Saturday, March 27, 2010

Scaffolding Vocabulary Learning

The article by Lapp starts out by saying, "The proportion of difficult words found in a text and a reader's general vocabulary knowledge predict how well a reader can understand a text. Research also indicates that early differences in vocabulary knowledge affect reading achievement scores in later grades" (pg. 276). Having students focus on vocabulary development is only going to help them later on down the road when they are needing to read more complicated text and derive tougher meanings. Also, it is vital that students have exposure to vocabulary when they are young because the achievement gap is likely to be closer than farther apart. This article discusses the achievement gap in low income areas, because often times children are one or two grades behind reading achievement and word recognition than what they are supposed to be. Effective instruction needs to be administered to students all throughout their literacy learning because having early exposure will help them as they move on in their literacy development.

"Differences in the type of language structures, interaction styles, and vocabulary found in many homes means that the language of schooling is significantly different from the language many students encounter prior to entering school" (pg. 276). While it is important that students have exposure to language no matter where they are; in school or at home, we as teachers have to understand that the type of language being used at home may be very different than they type of language that is being presented in instruction time at school. Conversations between children and adults can be beneficial to their literacy learning and development of vocabulary. This type of conversation can come from simply communicating with children about their day or random small talk, but one of the most effective processes is to read aloud to children. "Findings from several studies indicate that reading aloud to students can contribute to vocabulary growth" (pg. 277). It is important for students to find strategies that can help them increase their exposure to vocabulary as well as their understanding of new words, and how those can be used in real life readings and writings.

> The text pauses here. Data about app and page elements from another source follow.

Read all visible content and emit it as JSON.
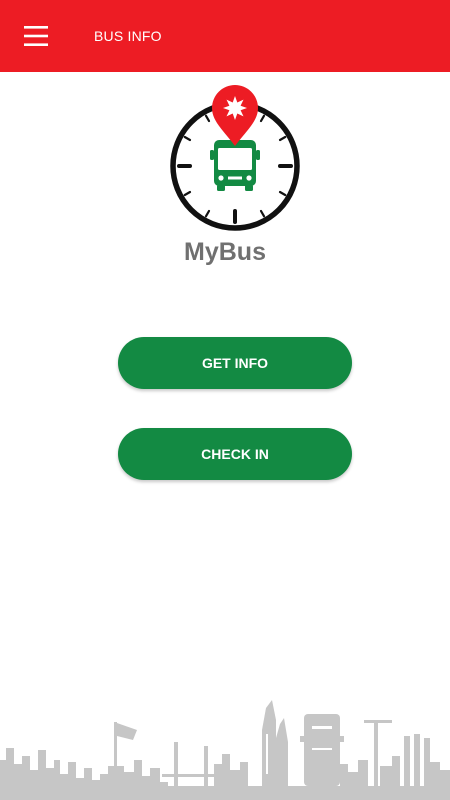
{
  "header": {
    "title": "BUS INFO",
    "menu_icon": "hamburger-menu-icon",
    "background_color": "#ED1C24"
  },
  "logo": {
    "icon": "bus-clock-pin-logo",
    "brand_name": "MyBus"
  },
  "actions": {
    "get_info_label": "GET INFO",
    "check_in_label": "CHECK IN",
    "button_color": "#138A43"
  },
  "footer": {
    "decoration": "city-skyline-illustration"
  }
}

Word learning and vocabulary development takes place over time and is not something that happens right away. It is a process and continues to develop even into adulthood. Although children have vocabulary explosions early on, they still learn vocabulary as they continue on in school, just not at such a rapid rate. Along with that, there are various different types of instruction that is to be implemented when teaching different types of words. Some words that are specific to a subject require conceptual learning/instruction because that way they can see how the word pertains to certain real life examples. The overall goal of vocabulary is to derive meaning from words and apply that in a bigger scheme of things that allows us to understand an overall meaning of the text. Developing word consciousness is important in creating an environment where students can understand words and the meanings of texts. Exposing low income students to vocabulary and increasing the amount of language they are familiar with, will close the vocabulary gap that has become ever so prevalent in our schools that are lacking resources and effective teachers who can deliver instruction.

1 comment:

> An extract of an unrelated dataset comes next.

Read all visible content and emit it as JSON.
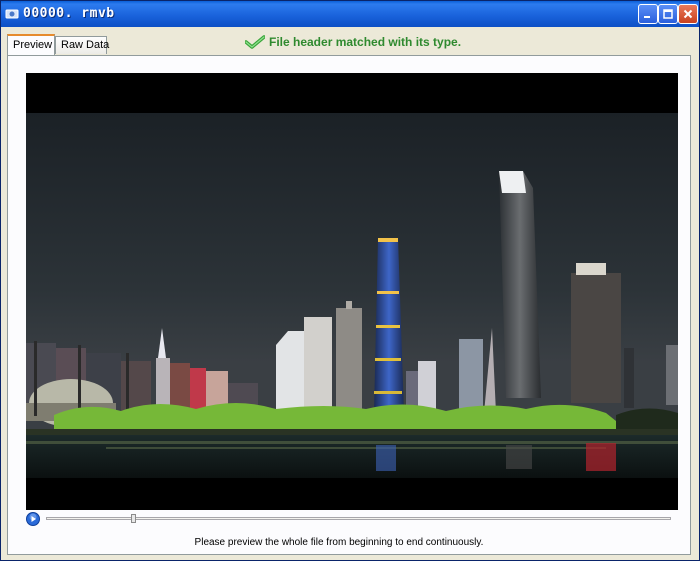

  1. I think it's great that you incorporated the idea of language use at home versus language use at school. It's really easy to think that every child has the same experiences when they leave the classroom; i.e., that they all read with their parents and have lengthy conversations with their parents that relate to their school day, their developing understandings and experiences, etc. When in reality, the majority of students go home to an empty house, to their siblings whom ignore him/her, or to parents that while they may talk to their children, those conversations could be either highly innapropriate and unacceptable, etc. As teachers we have to fulfill more than one role in helping our students develop literacy and its very important that we don't forget that.